Pew Research Center survey reports, demographic studies and data-driven analysis
The Politics of Financial Insecurity
While the least financially secure Americans are more likely to back Democrats, that support is undercut by low political participation. Those who are financially insecure are far more likely to opt out of the political system altogether.
Despite Energy Boom, Little Change in Views of Energy Policies
Americans are becoming more aware of the domestic energy boom and the recent drop in gas prices. Yet, views of energy policies have changed only modestly since 2011.
Perceptions of Job News Trend Upward
For the first time since at least 2009, as many say they’re hearing good news as bad news about the nation’s job situation. While most hear a mix of good and bad economic news, 70% hear good news about gas prices.
Half See CIA Interrogation Methods as Justified
Following the Senate Intelligence Committee’s report on post-9/11 CIA interrogation practices, 51% of Americans say these CIA methods were justified, compared with 29% who say they were not.
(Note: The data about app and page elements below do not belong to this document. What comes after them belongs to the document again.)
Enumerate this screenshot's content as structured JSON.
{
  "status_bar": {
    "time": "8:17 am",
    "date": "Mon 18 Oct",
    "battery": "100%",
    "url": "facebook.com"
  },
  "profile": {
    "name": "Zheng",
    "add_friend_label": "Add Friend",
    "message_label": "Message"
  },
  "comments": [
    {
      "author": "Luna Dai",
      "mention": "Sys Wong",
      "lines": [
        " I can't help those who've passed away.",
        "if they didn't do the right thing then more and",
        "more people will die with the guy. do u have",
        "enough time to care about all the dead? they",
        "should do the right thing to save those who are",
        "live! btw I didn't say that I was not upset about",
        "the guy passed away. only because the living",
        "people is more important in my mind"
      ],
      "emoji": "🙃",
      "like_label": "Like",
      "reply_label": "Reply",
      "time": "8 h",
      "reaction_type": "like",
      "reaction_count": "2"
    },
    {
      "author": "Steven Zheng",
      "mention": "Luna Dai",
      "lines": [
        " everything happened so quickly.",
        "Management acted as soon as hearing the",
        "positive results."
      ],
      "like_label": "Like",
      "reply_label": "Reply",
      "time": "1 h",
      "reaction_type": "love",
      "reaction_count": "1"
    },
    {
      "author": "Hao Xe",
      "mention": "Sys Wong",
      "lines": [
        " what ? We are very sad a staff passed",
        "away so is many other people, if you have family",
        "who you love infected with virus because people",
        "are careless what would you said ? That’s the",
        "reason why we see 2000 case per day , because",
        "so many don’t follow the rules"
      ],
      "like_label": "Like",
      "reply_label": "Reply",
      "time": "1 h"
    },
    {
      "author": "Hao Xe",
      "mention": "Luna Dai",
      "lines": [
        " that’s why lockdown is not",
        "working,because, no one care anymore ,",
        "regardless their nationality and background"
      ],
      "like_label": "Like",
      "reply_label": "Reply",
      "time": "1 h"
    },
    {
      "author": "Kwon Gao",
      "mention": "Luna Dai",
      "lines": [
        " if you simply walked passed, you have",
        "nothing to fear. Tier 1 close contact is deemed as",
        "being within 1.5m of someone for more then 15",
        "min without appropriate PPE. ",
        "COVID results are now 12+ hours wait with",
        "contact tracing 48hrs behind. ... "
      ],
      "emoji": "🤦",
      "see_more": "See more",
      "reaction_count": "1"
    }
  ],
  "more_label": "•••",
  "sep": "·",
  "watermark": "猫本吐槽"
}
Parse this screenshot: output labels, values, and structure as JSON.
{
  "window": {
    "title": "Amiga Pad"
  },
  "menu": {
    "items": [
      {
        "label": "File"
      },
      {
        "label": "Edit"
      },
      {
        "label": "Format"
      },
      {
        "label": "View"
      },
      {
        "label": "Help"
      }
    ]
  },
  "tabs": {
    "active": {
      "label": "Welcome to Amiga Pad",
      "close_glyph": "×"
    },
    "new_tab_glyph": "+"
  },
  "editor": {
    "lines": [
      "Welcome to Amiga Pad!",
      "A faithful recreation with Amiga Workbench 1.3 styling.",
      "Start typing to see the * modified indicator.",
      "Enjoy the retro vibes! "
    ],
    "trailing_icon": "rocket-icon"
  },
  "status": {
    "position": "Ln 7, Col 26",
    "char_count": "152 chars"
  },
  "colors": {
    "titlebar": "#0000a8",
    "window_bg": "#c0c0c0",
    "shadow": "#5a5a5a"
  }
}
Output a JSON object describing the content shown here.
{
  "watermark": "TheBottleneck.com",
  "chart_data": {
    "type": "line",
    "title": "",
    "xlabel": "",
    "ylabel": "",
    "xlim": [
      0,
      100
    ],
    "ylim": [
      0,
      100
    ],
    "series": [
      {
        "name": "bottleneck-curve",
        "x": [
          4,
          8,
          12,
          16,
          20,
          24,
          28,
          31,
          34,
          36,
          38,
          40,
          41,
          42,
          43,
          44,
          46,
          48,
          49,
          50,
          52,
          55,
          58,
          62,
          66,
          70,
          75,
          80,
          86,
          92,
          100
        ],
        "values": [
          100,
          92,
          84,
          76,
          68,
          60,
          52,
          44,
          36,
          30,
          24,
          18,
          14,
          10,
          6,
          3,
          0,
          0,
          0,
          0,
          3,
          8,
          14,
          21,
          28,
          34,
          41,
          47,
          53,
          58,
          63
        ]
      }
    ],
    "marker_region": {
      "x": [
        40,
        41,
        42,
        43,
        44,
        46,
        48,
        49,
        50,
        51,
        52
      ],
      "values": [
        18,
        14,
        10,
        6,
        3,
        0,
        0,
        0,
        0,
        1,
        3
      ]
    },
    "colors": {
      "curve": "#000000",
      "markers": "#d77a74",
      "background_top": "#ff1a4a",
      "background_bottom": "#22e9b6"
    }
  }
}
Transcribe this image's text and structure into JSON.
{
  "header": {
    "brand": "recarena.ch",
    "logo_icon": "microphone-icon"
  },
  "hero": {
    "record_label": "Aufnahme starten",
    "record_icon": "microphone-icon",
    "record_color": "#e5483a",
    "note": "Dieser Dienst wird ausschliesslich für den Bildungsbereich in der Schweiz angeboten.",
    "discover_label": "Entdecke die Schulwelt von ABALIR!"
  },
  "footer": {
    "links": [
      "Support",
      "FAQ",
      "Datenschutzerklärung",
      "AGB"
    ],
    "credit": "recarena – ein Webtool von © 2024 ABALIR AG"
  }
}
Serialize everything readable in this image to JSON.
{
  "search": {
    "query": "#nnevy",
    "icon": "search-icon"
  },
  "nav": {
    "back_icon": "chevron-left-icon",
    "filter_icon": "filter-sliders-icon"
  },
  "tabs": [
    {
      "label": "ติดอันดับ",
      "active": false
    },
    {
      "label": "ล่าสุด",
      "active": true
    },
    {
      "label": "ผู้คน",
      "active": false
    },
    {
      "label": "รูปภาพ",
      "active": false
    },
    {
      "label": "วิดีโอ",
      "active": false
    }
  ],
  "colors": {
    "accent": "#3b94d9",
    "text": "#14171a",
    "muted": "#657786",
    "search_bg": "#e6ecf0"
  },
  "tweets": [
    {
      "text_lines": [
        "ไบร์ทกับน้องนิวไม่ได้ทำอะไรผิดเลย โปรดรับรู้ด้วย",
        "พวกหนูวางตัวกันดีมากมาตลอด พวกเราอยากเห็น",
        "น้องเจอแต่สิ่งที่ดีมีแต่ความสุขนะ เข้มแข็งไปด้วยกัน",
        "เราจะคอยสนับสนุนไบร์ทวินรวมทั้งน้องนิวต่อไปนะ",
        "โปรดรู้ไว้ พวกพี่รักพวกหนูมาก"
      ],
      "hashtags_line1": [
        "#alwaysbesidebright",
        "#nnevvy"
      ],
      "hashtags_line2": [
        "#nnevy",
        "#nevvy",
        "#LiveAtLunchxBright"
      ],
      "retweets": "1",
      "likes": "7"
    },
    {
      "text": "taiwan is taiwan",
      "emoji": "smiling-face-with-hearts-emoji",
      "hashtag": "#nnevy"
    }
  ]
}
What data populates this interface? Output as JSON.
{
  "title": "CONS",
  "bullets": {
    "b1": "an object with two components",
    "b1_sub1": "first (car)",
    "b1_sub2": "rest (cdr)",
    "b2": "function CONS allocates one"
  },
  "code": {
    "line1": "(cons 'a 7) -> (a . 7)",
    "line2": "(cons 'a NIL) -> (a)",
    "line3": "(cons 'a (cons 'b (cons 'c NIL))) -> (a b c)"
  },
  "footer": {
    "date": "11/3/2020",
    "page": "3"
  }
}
Immigration Action Gets Mixed Response
Americans are divided over President Obama’s recent executive action that allows more unauthorized immigrants to stay and work in the U.S. At the same time, the public continues to support a pathway to legal status for those here illegally.
Few See Quick Cure for Nation’s Political Divisions
The public is deeply pessimistic about the prospects for healing the nation’s political divisions. And most Americans think continued partisan gridlock would wreak significant damage on the country.
Growing Public Support for Gun Rights
Support for gun rights has edged up from earlier this year, and marks a shift in attitudes since shortly after the Newtown school shootings. For the first time in our surveys, there is more support for gun rights than gun control.
Sharp Racial Divisions in Reactions to Brown, Garner Decisions
More Americans support the grand jury decision in the Eric Garner case than in the death of Michael Brown. There are wide racial differences in reactions to both.
Mixed Reactions to GOP Midterm Sweep
The public has mixed reactions to the GOP’s big midterm win: 48% say they are happy about the election outcome and as many approve as disapprove of Republican plans for the future. In addition, the public is divided over whether Obama or GOP leaders should take the lead solving problems.
The Party of Nonvoters
Americans who won’t be voting on Election Day are very different from likely voters: They’re younger, more racially diverse and more financially strapped.